*Prompt:*
Find the string "JSON" in the data, then copy every line where it is found.

BEGIN

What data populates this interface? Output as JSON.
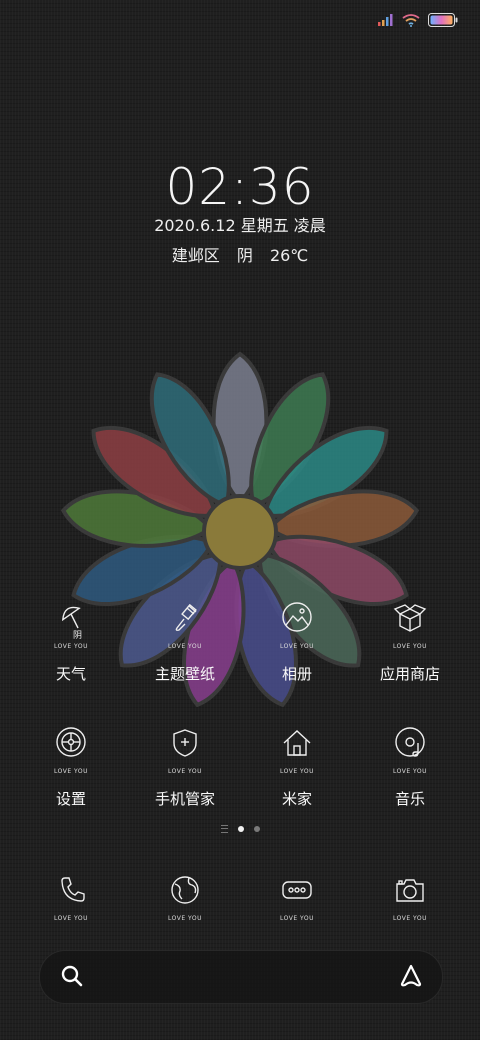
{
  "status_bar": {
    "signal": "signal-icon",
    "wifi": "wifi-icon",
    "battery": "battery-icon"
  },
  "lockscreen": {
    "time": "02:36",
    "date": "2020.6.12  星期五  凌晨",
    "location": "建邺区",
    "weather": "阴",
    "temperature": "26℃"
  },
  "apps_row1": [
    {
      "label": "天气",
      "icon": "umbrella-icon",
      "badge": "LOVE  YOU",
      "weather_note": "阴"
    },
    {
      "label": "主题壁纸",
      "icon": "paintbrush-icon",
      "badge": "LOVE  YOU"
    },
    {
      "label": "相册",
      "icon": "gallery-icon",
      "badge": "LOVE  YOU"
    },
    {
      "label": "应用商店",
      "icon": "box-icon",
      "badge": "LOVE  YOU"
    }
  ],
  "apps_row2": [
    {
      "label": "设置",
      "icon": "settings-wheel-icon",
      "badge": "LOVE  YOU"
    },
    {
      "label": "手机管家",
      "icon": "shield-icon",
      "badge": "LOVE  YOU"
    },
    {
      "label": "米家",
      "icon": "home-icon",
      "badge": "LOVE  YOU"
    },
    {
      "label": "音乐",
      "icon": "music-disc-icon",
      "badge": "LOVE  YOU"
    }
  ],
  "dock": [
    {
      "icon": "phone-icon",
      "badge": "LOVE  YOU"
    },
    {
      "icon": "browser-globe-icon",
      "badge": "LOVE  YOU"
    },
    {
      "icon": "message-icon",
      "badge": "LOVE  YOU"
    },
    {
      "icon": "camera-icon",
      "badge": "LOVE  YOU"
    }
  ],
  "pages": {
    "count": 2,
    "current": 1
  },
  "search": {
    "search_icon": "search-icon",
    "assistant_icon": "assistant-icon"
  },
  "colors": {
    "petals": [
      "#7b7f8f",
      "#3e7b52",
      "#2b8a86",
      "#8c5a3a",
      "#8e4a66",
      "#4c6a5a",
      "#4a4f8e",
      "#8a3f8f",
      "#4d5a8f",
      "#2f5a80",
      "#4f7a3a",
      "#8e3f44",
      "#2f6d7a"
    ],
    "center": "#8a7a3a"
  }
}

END
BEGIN

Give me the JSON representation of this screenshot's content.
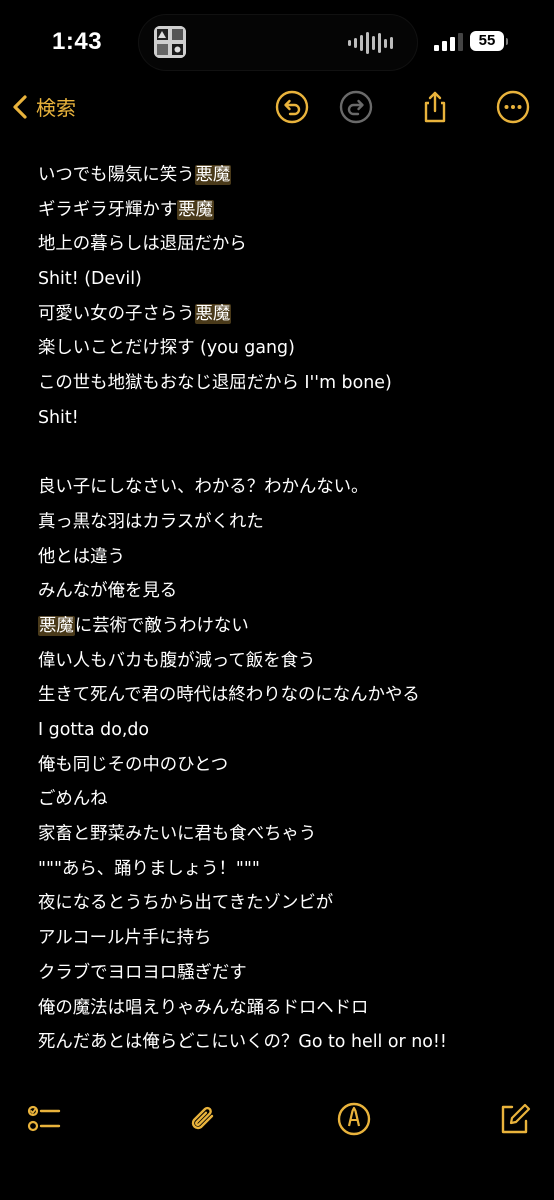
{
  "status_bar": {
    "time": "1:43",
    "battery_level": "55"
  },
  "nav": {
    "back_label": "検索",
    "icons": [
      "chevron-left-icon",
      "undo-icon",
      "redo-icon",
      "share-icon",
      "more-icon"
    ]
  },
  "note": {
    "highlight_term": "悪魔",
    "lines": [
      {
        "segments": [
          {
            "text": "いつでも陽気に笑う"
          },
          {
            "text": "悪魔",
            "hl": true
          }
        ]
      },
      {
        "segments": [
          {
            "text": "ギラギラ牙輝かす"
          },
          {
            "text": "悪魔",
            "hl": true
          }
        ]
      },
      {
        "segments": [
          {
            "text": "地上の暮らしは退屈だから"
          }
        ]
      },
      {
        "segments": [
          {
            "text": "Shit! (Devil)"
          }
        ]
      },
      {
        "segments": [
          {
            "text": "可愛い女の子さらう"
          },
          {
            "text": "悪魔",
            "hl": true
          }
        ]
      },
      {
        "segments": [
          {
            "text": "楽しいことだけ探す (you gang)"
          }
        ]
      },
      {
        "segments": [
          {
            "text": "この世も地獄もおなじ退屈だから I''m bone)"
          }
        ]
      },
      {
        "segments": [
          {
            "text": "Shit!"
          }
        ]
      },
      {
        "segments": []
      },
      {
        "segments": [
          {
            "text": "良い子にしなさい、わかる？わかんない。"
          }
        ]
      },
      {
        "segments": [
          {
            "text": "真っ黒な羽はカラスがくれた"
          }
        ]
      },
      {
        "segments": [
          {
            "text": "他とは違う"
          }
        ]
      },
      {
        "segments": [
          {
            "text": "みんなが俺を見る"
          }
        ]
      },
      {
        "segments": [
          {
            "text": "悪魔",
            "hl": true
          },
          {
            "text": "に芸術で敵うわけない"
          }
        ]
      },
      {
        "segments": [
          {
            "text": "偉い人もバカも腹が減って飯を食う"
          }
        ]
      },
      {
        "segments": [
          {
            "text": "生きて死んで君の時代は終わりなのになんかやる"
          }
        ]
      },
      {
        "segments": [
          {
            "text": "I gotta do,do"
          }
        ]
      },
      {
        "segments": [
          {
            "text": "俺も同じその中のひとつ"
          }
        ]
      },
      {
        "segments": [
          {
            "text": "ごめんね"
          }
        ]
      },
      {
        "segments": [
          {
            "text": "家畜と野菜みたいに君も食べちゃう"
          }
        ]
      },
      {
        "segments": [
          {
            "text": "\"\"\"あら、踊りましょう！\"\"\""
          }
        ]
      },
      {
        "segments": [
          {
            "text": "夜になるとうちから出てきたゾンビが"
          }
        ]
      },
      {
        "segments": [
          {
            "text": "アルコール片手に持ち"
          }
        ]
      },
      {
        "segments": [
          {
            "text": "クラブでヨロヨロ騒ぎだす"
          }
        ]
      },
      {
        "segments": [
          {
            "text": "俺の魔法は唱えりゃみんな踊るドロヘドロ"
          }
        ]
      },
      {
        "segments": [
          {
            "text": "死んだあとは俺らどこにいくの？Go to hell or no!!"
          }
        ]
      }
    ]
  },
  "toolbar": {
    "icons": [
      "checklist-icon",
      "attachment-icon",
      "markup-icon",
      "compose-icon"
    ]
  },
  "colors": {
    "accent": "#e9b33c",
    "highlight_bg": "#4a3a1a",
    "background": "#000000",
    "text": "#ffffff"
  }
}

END

*Solved exercise:*
What data populates this interface? Output as JSON.
Give me the JSON representation of this screenshot's content.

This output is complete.